Excerpted data:
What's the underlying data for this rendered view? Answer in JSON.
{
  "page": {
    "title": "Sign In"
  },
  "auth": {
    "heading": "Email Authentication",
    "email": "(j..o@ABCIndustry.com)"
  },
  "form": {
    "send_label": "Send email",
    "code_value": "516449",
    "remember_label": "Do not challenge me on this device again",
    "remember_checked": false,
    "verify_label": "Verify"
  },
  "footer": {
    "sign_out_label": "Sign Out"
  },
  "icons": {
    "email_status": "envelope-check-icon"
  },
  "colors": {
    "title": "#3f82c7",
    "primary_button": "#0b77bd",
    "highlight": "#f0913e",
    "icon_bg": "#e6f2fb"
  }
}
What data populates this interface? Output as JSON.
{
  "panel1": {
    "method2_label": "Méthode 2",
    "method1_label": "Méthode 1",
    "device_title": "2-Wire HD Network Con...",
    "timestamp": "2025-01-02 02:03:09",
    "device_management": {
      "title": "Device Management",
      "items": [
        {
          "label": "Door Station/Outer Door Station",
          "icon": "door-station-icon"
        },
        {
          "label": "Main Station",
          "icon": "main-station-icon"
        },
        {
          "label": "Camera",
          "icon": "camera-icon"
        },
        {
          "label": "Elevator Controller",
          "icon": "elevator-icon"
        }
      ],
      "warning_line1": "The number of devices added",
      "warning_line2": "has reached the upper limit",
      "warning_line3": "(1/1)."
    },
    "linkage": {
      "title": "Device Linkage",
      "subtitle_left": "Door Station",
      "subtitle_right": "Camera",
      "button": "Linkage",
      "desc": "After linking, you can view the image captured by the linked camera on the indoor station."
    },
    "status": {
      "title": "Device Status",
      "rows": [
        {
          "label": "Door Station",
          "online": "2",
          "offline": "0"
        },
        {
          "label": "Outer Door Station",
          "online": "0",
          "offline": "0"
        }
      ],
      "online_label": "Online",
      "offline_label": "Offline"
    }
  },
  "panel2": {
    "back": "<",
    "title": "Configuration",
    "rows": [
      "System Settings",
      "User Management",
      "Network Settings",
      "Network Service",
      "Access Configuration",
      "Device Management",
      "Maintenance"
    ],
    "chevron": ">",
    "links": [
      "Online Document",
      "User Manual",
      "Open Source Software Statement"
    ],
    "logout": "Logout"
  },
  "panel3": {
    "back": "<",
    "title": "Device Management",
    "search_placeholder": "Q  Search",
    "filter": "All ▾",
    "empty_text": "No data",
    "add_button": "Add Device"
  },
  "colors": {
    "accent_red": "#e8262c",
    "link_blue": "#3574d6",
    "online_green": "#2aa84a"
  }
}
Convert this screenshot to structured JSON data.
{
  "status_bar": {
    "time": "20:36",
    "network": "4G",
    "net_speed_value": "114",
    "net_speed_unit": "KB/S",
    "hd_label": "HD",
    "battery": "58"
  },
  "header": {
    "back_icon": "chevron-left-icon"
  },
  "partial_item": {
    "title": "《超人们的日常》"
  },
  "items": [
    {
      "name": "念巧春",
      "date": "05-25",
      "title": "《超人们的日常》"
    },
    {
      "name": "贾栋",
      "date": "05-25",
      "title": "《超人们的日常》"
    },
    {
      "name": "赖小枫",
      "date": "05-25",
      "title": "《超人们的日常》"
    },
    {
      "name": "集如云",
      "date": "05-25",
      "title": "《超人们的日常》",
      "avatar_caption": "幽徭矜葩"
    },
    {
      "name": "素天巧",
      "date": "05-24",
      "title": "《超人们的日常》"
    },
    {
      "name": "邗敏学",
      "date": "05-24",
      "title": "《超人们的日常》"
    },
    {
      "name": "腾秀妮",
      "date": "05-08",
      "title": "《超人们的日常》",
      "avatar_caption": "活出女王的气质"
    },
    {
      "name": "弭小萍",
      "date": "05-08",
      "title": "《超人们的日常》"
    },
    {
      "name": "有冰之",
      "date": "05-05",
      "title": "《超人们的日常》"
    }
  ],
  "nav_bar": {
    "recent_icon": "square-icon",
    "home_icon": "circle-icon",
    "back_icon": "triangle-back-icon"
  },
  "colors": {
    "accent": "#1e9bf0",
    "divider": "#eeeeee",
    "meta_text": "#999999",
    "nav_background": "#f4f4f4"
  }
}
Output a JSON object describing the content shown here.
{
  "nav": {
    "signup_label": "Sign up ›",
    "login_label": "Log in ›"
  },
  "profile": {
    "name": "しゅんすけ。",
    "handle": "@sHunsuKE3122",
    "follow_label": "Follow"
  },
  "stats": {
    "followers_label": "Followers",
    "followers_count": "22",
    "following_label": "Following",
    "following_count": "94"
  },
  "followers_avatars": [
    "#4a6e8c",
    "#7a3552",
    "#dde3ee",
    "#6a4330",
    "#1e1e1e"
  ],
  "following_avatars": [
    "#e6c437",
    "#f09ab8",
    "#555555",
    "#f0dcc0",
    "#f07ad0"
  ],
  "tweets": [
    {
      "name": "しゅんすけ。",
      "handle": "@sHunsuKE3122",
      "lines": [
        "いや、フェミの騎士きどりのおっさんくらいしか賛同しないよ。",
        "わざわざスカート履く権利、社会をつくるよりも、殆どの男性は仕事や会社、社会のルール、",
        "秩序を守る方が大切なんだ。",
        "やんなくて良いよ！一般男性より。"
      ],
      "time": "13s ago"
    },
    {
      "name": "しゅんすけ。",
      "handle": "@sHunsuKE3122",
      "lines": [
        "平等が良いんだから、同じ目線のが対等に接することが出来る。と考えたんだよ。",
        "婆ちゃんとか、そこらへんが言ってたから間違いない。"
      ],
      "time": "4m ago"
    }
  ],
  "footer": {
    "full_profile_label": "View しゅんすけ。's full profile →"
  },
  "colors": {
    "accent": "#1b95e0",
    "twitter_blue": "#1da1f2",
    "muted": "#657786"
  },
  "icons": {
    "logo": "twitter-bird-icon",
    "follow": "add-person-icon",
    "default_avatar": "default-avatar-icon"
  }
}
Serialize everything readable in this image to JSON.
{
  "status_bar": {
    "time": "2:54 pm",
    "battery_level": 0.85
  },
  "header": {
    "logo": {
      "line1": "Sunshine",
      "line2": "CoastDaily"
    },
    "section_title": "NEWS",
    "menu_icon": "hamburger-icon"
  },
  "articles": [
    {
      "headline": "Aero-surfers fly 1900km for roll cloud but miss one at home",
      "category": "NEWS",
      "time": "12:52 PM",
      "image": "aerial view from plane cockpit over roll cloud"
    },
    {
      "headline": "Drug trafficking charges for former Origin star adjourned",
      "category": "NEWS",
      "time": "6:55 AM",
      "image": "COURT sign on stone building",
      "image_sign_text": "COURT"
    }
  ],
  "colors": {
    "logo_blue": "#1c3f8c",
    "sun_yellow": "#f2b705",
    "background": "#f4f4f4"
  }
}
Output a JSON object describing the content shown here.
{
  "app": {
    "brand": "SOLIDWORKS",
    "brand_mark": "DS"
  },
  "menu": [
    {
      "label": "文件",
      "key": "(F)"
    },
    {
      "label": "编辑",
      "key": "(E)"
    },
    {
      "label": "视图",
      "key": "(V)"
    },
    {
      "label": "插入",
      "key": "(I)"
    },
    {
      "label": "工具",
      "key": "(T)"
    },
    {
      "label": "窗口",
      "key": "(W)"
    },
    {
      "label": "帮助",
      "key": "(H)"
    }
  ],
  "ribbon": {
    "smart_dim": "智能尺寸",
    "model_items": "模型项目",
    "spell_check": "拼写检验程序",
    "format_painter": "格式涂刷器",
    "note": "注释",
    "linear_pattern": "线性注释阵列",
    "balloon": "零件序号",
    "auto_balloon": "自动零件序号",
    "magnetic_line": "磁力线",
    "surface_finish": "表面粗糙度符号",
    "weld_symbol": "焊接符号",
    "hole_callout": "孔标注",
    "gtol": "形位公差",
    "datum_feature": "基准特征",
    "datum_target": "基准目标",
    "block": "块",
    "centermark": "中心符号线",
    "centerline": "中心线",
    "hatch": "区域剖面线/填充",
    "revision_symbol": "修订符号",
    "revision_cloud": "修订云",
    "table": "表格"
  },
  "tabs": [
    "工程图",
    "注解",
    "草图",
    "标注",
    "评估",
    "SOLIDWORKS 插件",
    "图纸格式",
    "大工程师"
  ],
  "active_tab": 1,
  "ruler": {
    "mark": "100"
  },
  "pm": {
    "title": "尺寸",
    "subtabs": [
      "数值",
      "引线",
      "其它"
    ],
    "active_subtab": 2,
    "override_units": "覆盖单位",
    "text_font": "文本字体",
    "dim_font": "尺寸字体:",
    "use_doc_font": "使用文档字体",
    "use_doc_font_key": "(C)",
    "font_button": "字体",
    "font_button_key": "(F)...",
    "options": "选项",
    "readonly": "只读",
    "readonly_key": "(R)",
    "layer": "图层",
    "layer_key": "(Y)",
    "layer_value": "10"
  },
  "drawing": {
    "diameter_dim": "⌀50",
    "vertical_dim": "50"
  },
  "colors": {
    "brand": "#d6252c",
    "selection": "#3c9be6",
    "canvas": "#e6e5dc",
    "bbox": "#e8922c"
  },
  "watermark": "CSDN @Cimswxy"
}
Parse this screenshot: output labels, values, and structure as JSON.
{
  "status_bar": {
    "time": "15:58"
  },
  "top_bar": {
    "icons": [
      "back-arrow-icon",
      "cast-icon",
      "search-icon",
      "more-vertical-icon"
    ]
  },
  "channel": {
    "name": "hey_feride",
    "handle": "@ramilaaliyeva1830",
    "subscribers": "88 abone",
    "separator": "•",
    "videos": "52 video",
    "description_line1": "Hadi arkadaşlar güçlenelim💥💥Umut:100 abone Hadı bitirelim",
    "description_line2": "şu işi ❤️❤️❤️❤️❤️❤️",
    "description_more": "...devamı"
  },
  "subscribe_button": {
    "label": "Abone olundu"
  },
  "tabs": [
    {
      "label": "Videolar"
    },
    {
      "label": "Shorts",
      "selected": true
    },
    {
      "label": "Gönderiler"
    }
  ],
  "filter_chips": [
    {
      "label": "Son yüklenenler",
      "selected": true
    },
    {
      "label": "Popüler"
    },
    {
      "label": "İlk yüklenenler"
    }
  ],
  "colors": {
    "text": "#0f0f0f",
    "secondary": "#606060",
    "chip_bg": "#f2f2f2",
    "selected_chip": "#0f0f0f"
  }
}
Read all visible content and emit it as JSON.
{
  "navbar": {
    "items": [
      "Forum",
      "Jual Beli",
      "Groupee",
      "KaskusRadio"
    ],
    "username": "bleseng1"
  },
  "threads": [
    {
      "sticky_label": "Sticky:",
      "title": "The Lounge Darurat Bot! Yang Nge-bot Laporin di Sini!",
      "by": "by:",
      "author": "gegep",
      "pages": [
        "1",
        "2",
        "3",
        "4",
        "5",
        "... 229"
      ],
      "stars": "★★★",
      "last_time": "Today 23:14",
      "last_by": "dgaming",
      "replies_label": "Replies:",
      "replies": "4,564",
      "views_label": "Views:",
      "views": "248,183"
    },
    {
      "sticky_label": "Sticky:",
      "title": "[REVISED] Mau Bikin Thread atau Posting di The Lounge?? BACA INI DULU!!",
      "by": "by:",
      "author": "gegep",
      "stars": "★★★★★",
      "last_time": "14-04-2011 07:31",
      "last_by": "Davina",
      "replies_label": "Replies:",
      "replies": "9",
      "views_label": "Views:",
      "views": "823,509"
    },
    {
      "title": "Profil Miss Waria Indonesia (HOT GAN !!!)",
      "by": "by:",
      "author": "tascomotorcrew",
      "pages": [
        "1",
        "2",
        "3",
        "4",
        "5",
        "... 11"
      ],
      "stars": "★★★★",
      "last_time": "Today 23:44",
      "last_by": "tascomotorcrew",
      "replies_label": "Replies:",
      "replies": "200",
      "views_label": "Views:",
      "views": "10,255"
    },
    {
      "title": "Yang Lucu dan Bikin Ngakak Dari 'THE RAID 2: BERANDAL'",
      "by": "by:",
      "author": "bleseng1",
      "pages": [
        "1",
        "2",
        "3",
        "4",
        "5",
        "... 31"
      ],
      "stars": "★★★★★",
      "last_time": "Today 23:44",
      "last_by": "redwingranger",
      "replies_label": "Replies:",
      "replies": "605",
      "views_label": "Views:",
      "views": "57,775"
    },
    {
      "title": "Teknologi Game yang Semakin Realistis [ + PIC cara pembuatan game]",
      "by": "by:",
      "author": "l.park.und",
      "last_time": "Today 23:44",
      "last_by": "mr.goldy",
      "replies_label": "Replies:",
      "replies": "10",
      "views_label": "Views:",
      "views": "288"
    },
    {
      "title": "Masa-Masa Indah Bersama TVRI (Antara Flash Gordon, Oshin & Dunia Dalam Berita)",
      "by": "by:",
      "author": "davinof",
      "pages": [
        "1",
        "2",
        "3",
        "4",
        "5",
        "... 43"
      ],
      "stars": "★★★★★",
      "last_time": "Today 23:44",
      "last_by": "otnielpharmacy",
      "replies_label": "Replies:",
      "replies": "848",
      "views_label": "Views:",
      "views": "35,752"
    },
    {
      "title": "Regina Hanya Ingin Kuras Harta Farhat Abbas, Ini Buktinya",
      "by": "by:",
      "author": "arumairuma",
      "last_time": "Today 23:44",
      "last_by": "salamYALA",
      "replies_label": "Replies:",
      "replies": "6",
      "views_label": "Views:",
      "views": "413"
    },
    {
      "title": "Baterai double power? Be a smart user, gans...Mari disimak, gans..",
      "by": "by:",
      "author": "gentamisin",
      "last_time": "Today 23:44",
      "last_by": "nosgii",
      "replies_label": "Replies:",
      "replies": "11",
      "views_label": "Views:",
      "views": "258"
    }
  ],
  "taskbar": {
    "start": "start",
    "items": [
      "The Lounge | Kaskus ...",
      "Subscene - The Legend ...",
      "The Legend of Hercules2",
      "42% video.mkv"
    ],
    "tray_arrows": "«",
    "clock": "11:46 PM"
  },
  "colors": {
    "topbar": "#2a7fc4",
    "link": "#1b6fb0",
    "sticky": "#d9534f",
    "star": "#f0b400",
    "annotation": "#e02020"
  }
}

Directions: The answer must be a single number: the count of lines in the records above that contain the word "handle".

Finished task: 4